There is an old adage that 'challenging competition makes you better'. That does not necessary apply to the news business. Most current internet users can remember the days when the news was accessed through the local newspaper or the half hour broadcast on evening television. There was time to digest the news, talk about it and sometimes act upon it.
Now, there is the competition of the continuous cable news networks and instant access of the internet. The competition is fierce. Local news outlets are not competing within the community for attention. The competition is with global networks and with instant information access online.
The subtle shift of that competition is that news outlets move away from social responsibility to sensationalism. An example is the offshoot of the CNN which gives the audience HLN. It is CNN's Headline News affiliate. On HLN, there will be entertainment shows like Nancy Grace, Joy Behar and Jane Velez Mitchell. These are examples of shows that take a single news items and sensationalize it to cover a half hour. It is not a in-depth analysis of the news. The programs are personality driven and public forms for the hosts. To present such programming as news is an affront to journalism.
Nevertheless, this is what draws an audience and generates the advertising revenue. Unfortunately, the casualties of such a media focus is the news itself. What used to be a twenty four hour event cycle is a much shorter period for a news item. And some very important news becomes lost in the rush.
An example of this news rush is the Tylenol recall. In January of 2010, the Tylenol manufacturer McNeil Healthcare LLC was asked to recall tainted product:
"... "McNeil should have acted faster," said Deborah Autor, director of the FDA's Office of Compliance, of the arm of Johnson & Johnson that manufactures Tylenol products, adding "When something smells bad, literally or figuratively, they must aggressively investigate and solve the problem."
A recall of Tylenol products has began last month with the popular Tylenol arthritis caplet expanded to include more than two dozen other over-the-counter products manufactured by McNeil."
This was a news story that had immediate importance for the public's well being. However, it does not have the immediate sensationalism of a world class athlete's sexual scandal, a movie star behaving badly, a politician being obtuse, the horrific murder-of-the day and so forth. The Tylenol story is reported but its 'shelf life' for coverage is remarkably short.
The consequence is that in July, months after the initial news was reported in the media, there are some people who still have the medication and who are tempted to use the product. The Tylenol story may be accessible through an internet search or a newspaper archive. However, if a person is not monitoring the news continuously, such items are easily missed.
There is an irony to this dilemma.

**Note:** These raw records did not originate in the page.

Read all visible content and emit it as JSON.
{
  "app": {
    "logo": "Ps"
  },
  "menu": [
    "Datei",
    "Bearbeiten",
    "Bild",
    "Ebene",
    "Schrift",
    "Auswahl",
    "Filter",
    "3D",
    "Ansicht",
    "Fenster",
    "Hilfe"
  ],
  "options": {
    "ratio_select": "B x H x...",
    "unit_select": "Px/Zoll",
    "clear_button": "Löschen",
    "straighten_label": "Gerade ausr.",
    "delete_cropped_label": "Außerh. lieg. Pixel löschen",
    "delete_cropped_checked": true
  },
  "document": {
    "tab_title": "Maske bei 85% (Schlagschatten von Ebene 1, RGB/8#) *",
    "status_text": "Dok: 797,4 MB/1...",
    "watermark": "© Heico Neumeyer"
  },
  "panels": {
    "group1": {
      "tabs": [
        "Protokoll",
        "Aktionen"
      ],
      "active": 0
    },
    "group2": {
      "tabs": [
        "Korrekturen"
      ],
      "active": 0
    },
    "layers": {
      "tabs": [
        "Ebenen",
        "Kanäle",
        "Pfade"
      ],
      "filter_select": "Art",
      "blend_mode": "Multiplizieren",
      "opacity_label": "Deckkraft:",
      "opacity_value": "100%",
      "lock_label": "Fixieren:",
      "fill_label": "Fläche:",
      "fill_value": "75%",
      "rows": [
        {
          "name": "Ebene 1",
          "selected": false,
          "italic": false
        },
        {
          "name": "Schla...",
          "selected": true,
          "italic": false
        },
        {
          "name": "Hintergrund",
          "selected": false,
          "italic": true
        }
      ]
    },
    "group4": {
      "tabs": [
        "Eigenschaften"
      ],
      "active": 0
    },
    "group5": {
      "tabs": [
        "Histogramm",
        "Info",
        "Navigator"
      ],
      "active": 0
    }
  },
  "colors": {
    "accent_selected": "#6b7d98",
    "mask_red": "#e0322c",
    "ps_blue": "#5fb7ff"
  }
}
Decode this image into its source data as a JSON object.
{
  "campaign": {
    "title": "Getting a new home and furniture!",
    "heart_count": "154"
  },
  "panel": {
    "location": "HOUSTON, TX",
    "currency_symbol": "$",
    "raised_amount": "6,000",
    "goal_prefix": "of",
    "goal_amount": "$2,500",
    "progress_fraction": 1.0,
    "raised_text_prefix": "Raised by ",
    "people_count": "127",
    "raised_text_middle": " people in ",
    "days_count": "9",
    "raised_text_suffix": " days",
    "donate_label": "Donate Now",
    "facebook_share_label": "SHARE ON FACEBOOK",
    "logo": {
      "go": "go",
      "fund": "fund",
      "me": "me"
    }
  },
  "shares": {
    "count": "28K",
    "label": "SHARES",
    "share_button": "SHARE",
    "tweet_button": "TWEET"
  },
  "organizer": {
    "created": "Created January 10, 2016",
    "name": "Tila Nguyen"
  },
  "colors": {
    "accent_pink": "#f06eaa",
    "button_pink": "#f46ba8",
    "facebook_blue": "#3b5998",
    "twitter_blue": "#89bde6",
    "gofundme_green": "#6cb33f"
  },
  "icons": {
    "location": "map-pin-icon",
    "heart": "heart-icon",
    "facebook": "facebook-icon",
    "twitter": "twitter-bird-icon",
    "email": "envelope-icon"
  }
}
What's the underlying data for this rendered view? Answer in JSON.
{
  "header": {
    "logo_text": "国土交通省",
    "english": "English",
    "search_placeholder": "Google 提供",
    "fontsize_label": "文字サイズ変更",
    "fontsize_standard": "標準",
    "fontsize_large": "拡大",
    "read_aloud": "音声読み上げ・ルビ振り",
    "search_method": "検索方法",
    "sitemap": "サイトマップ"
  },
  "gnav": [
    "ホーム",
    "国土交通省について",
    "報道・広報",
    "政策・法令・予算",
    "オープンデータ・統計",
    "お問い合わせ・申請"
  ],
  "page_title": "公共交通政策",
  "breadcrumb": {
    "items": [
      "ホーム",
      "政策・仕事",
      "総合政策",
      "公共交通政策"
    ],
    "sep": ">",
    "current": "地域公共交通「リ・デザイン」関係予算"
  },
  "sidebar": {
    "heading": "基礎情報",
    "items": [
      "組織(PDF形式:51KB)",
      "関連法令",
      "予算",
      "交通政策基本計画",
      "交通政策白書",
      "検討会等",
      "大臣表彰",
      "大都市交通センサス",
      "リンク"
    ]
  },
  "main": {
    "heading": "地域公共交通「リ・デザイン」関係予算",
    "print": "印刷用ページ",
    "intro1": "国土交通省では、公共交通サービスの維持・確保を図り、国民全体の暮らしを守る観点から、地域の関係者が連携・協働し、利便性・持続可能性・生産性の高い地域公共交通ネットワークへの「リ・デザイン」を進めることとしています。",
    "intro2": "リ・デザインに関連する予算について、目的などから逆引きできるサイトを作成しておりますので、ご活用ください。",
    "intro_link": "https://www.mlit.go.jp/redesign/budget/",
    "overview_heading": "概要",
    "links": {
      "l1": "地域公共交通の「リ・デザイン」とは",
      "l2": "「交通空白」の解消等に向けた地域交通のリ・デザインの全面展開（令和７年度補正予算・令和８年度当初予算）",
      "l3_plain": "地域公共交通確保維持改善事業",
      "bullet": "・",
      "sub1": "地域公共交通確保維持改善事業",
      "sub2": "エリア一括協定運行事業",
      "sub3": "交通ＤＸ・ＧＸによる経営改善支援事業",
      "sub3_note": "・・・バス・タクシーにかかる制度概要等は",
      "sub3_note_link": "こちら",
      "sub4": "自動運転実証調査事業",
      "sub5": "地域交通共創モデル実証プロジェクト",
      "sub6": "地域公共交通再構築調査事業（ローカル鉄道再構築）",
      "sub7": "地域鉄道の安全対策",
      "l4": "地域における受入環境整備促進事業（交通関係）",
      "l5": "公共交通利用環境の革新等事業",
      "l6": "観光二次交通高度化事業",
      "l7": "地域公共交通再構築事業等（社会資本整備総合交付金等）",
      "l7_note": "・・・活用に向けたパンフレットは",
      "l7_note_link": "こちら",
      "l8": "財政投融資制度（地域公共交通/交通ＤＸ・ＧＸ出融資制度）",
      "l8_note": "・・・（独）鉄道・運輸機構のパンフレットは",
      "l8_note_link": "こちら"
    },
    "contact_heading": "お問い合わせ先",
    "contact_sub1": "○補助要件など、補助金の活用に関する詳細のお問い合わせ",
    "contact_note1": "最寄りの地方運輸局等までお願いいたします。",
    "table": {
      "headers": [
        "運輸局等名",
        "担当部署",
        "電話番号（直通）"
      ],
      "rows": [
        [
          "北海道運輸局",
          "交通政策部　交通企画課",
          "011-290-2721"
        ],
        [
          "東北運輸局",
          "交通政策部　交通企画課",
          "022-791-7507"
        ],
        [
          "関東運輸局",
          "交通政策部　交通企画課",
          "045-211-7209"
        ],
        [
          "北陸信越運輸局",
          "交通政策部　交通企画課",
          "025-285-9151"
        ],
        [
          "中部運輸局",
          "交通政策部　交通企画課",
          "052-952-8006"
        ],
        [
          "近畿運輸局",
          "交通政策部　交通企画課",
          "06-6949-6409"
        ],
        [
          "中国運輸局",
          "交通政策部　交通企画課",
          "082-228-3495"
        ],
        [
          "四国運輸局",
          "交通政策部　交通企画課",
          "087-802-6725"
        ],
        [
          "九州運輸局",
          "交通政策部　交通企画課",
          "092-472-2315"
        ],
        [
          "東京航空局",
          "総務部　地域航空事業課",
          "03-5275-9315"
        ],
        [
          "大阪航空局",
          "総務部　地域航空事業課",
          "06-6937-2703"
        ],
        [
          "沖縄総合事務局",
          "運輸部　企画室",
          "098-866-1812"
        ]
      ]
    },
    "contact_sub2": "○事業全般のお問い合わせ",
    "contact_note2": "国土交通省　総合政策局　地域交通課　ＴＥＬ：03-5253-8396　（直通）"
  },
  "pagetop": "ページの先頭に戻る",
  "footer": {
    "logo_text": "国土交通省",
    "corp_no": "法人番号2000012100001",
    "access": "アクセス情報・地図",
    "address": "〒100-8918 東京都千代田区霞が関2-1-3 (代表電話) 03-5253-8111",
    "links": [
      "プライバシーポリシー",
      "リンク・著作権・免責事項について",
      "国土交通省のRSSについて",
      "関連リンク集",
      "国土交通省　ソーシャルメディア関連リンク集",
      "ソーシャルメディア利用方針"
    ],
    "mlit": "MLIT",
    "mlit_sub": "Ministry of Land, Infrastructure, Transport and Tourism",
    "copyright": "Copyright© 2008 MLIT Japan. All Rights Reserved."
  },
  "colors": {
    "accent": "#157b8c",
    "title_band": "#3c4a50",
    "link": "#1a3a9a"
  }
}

With the speeding news cycle, the responsibility for spreading a factoid of importance may revert to 'word-of-mouth'. That 'word-of-mouth' may be in the form of an instant message, an email, a cell phone call, a blog or some other form of connection. How your friends and your family members may learn of such items as the Tylenol recall is by someone mentioning it.
Within a few short hours, the news cycle will move on again. The media outlets are competing and it is questionable whether we, the public, are that much better for it.